Pope Francis and his emissary to Iraq’s persecuted non-Muslim minorities, Cardinal Fernando Filoni, have both called on the United Nations to act in concert to protect Iraqis Christian and Yazidi minorities from the radical Islamic forces of ISIS.
Asked about Iraq on his return flight from South Korea, Francis replied that “it is legitimate to halt the unjust aggressor.”
He added, however, that “halt” does not mean to “bomb” and lamented “how many times with the excuse of halting the unjust aggressor…have powerful nations taken possession of peoples and waged a war of conquest!”
He also cautioned that no single nation could determine the right measures.
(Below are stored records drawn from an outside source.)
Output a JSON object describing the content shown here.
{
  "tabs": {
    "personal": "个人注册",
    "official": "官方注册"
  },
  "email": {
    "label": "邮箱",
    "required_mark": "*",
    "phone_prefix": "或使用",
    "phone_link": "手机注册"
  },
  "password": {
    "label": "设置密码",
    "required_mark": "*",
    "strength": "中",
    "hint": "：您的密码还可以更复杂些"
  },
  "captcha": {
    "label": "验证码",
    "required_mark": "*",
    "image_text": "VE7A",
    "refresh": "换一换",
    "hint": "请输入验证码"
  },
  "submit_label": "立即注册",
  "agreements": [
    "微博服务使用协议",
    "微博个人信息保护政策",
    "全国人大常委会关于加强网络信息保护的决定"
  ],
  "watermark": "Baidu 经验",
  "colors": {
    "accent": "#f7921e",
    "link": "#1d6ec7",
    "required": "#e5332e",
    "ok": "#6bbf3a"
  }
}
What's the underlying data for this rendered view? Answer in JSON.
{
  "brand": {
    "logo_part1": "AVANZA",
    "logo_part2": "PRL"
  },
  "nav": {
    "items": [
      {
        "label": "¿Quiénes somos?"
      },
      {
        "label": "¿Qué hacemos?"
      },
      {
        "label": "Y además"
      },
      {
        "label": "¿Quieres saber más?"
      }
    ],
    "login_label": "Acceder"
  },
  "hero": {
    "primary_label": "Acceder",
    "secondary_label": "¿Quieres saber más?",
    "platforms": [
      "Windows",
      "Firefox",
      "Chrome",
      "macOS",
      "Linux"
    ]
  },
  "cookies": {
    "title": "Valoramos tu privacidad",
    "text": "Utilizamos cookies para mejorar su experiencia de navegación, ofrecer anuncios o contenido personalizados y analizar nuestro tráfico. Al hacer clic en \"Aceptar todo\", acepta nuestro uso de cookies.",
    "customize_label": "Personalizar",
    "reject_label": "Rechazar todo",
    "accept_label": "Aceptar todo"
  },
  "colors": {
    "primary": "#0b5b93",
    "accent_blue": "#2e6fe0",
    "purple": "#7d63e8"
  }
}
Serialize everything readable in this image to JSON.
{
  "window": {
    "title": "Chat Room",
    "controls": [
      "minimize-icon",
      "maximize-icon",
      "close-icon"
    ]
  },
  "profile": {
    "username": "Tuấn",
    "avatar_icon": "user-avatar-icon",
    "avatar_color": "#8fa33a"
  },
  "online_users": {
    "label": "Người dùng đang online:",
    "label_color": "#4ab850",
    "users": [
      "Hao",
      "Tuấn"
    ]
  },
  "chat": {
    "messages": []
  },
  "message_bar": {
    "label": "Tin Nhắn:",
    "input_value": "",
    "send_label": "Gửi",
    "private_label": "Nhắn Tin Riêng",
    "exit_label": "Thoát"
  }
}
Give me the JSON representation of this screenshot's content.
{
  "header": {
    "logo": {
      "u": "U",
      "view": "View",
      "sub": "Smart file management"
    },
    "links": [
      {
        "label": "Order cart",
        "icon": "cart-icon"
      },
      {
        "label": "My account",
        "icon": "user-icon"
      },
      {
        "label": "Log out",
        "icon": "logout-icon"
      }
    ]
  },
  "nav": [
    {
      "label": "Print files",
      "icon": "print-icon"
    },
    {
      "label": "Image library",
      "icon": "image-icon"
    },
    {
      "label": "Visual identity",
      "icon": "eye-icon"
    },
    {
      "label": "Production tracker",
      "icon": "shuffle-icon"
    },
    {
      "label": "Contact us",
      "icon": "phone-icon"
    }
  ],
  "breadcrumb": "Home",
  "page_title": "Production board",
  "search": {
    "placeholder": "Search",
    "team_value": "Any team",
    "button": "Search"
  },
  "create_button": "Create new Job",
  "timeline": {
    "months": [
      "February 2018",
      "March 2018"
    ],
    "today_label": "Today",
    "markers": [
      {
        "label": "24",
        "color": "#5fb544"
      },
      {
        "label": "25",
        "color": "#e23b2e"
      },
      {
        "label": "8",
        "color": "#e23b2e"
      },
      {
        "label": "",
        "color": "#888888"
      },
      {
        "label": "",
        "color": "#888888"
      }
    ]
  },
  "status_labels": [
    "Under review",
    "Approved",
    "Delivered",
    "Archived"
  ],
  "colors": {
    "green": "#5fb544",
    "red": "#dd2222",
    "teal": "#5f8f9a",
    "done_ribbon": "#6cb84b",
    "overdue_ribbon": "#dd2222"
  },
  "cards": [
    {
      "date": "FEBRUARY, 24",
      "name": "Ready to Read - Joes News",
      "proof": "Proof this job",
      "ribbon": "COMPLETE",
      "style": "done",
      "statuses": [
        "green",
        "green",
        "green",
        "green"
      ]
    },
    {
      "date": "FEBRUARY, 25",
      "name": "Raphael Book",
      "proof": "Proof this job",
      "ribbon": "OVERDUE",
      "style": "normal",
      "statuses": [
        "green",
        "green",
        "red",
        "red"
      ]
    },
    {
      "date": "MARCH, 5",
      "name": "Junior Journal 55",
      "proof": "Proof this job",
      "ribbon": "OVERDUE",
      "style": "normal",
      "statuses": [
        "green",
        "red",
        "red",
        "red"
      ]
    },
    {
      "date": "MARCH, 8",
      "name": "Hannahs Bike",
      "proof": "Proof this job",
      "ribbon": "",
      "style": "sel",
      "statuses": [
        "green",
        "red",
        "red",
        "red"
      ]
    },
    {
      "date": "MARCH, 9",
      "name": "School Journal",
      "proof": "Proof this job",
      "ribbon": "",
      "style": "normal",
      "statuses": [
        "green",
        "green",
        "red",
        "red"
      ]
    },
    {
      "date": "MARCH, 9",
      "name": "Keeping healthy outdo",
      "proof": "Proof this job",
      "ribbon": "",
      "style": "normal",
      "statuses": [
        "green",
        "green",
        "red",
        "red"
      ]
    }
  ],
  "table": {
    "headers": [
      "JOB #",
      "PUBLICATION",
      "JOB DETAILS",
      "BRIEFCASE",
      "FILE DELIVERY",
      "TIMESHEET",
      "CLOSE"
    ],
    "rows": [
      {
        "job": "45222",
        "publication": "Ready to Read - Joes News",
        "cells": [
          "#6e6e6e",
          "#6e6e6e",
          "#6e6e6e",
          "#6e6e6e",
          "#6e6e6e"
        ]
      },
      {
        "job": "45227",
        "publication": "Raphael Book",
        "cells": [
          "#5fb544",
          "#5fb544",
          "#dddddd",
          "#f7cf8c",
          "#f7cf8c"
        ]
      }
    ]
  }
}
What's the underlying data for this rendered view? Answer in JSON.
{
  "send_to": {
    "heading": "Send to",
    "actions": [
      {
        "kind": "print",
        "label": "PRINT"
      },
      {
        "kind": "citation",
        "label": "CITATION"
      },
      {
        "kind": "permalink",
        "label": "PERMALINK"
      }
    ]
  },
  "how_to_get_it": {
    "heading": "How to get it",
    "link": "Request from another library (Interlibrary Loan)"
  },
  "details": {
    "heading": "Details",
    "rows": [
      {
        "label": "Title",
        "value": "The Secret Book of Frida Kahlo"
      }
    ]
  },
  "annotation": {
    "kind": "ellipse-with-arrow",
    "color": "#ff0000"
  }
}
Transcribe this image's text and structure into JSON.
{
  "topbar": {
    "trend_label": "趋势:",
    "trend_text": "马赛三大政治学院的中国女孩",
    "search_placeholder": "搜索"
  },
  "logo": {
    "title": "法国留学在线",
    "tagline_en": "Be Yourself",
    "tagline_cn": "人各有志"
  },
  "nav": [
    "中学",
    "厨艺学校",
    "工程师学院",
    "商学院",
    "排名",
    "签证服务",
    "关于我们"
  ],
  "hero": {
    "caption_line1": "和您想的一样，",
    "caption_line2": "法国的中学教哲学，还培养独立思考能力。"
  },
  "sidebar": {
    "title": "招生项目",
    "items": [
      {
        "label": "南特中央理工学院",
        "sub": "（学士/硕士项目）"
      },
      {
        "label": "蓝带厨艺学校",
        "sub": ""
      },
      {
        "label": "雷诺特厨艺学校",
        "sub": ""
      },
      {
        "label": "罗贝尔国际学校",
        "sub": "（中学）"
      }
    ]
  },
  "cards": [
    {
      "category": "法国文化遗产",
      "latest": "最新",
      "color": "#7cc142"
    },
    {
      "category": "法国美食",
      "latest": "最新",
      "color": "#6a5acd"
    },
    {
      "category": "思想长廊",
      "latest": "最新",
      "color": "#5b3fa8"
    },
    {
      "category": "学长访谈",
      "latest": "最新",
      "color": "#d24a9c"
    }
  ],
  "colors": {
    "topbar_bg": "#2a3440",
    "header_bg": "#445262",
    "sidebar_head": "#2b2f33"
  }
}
Any intervention must be multilateral and preferably by the United Nations, he said.
Meanwhile, Cardinal Foloni, who is visiting Iraq on behalf of Pope Francis, issued a joint statement this week with Chaldean Catholic Patriarch Louis Raphael I Sako and the Iraqi bishops that urged the international community to “liberate the villages and other places that have been occupied as soon as possible and with a permanent result.”
The statement also urged efforts to “assure that there is international protection for these villages and so to encourage these families to go back to their homes and to continue to live a normal life in security and peace.”
Archbishop Giorgio Lingua, the Vatican nuncio to Iraq, was also asked by Vatican Radio earlier this month about the U.S. airstrikes in Iraq.
“This is something that had to be done, otherwise [the Islamic State] could not be stopped,” the archbishop said.
Although Pope Francis’ own remarks about an intervention in the war-torn country were carefully guarded, Catholic commentator Robert Spencer, author of such bestselling exposes of Islam as “The Truth About Muhammad: Founder of the World's Most Intolerant Religion,” told LifeSiteNews he believes the pope was clearly calling for an “armed intervention, though a very limited one.”
“Only a fool would think there is another way to stop an ‘unjust aggressor,’” he said.
Spencer expressed concerns that both Francis and Pope John Paul II before him have both referred to Islam a “religion of peace,” which Spencer says is “completely false.” However, he suggested that Francis’ remarks calling for action in Iraq are a sign of a more realistic attitude towards Islam.
On this, Spencer would likely have the support of Amel Nona, the Chaldean Catholic archbishop of Mosul, who issued a letter last week warning the West in stark terms about the encroaching threat of Islam.
“Our sufferings today are the prelude of those you, Europeans and Western Christians, will also suffer,” Nona warned. “Your liberal and democratic principles are worth nothing here.
“You must consider again our reality in the Middle East, because you are welcoming in your countries an ever growing number of Muslims. Also you are in danger. You must take strong and courageous decisions, even at the cost of contradicting your principles,” he said
“You think all men are equal, but that is not true: Islam does not say that all men are equal. Your values are not their values. If you do not understand this soon enough, you will become the victims of the enemy you have welcomed in your home.”